== TO DO ==
Within the lines below, find those that hold the string "cancel" and copy each one.

──────── INFORMATION PROVIDED ────────

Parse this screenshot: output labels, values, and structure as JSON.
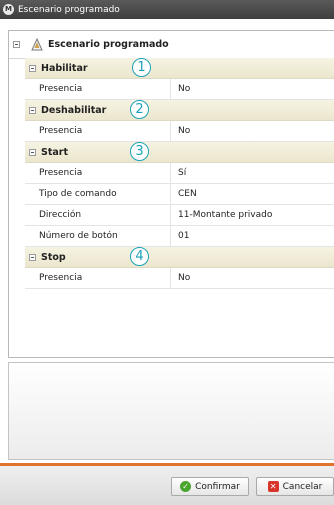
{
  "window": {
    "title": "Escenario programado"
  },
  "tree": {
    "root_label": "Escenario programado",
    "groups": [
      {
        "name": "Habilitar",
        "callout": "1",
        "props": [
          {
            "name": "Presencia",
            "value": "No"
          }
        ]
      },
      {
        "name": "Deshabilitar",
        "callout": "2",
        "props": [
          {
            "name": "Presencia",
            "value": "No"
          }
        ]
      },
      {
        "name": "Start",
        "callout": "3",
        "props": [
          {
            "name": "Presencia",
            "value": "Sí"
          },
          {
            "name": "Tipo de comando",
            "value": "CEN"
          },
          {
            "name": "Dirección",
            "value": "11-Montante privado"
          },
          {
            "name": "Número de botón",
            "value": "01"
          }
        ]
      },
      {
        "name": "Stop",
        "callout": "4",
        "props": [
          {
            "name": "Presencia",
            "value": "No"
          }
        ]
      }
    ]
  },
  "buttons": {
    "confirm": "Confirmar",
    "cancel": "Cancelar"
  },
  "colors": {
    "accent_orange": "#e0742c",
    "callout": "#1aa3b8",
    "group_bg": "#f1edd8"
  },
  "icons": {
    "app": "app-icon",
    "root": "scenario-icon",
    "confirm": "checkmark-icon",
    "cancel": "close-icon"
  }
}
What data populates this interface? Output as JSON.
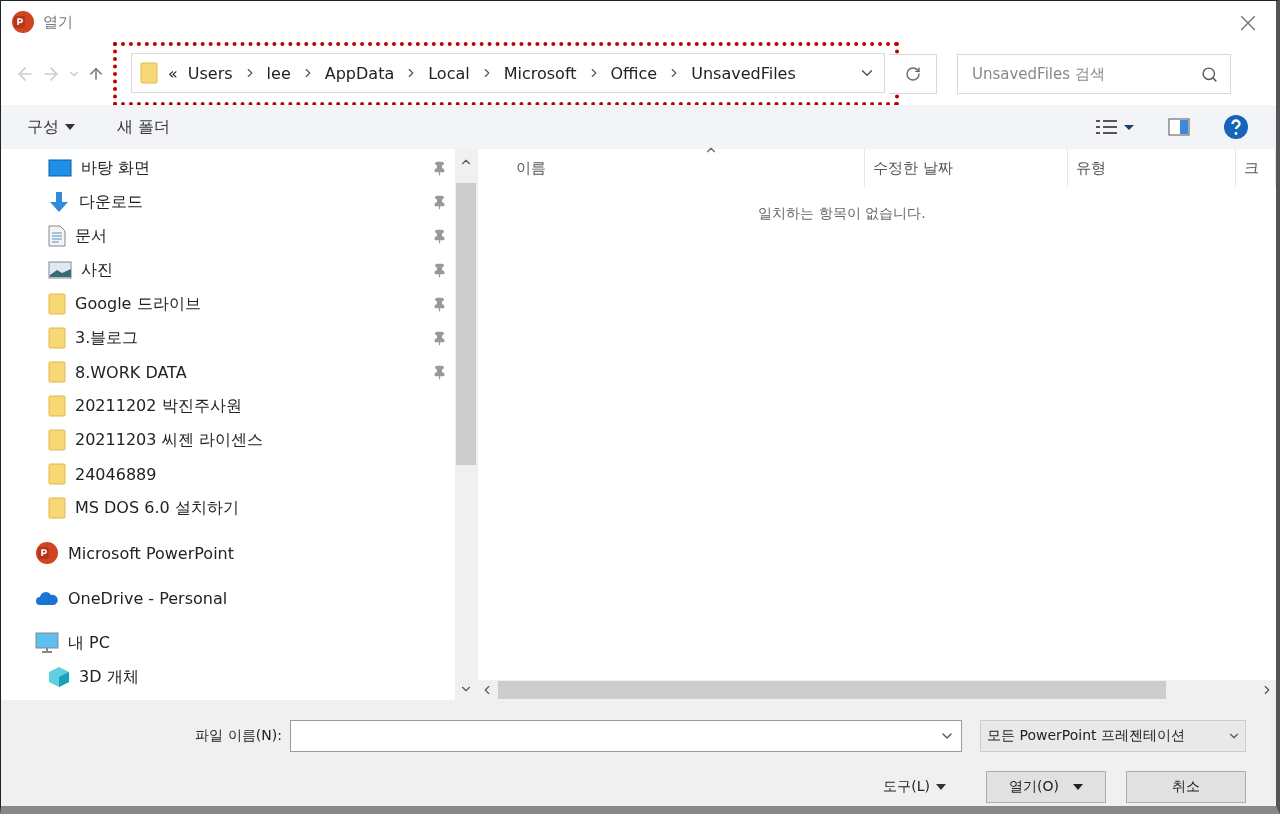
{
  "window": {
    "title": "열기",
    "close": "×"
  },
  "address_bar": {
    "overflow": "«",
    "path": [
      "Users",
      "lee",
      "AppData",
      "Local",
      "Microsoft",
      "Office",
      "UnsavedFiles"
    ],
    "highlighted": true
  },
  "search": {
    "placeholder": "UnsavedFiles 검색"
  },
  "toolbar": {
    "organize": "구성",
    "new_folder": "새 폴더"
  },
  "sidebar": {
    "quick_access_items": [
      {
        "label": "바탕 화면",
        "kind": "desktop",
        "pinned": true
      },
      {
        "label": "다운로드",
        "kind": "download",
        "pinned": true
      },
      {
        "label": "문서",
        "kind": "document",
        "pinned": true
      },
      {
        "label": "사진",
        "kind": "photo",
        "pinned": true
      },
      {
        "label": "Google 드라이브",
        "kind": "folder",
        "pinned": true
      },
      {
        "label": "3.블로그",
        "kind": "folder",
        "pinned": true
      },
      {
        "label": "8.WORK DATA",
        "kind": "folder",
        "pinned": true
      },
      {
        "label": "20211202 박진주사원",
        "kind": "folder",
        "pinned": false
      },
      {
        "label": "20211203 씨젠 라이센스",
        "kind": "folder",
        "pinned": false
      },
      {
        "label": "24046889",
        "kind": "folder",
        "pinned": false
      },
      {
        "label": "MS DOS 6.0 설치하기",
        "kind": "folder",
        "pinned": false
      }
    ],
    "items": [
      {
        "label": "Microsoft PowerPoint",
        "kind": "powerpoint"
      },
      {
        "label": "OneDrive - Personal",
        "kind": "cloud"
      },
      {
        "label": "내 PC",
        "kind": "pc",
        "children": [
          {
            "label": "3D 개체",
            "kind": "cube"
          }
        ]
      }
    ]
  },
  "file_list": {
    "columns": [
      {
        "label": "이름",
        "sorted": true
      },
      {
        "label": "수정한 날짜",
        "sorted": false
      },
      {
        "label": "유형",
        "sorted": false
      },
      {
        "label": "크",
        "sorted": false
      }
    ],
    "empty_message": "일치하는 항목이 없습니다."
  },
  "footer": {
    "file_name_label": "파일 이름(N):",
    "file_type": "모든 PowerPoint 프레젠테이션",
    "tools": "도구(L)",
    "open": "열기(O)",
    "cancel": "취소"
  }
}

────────

== WRITTEN REPLY ==
    "cancel": "Cancelar"
    "cancel": "close-icon"
    "cancel": "취소"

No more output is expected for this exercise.